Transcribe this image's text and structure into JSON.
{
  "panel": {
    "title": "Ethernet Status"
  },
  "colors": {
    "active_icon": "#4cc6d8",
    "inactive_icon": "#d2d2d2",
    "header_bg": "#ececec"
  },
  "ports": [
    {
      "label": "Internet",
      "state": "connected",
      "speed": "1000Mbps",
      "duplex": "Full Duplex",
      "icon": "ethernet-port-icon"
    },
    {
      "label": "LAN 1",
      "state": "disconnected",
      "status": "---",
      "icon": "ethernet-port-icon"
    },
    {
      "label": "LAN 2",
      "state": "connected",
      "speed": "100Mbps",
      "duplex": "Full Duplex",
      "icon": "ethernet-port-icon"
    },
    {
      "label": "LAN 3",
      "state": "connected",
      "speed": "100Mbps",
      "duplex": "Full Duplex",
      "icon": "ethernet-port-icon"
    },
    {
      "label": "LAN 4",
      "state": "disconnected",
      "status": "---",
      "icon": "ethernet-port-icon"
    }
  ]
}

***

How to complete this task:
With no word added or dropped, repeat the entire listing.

Expected answer:
Transcribe this image's text and structure into JSON.
{
  "panel": {
    "title": "Ethernet Status"
  },
  "colors": {
    "active_icon": "#4cc6d8",
    "inactive_icon": "#d2d2d2",
    "header_bg": "#ececec"
  },
  "ports": [
    {
      "label": "Internet",
      "state": "connected",
      "speed": "1000Mbps",
      "duplex": "Full Duplex",
      "icon": "ethernet-port-icon"
    },
    {
      "label": "LAN 1",
      "state": "disconnected",
      "status": "---",
      "icon": "ethernet-port-icon"
    },
    {
      "label": "LAN 2",
      "state": "connected",
      "speed": "100Mbps",
      "duplex": "Full Duplex",
      "icon": "ethernet-port-icon"
    },
    {
      "label": "LAN 3",
      "state": "connected",
      "speed": "100Mbps",
      "duplex": "Full Duplex",
      "icon": "ethernet-port-icon"
    },
    {
      "label": "LAN 4",
      "state": "disconnected",
      "status": "---",
      "icon": "ethernet-port-icon"
    }
  ]
}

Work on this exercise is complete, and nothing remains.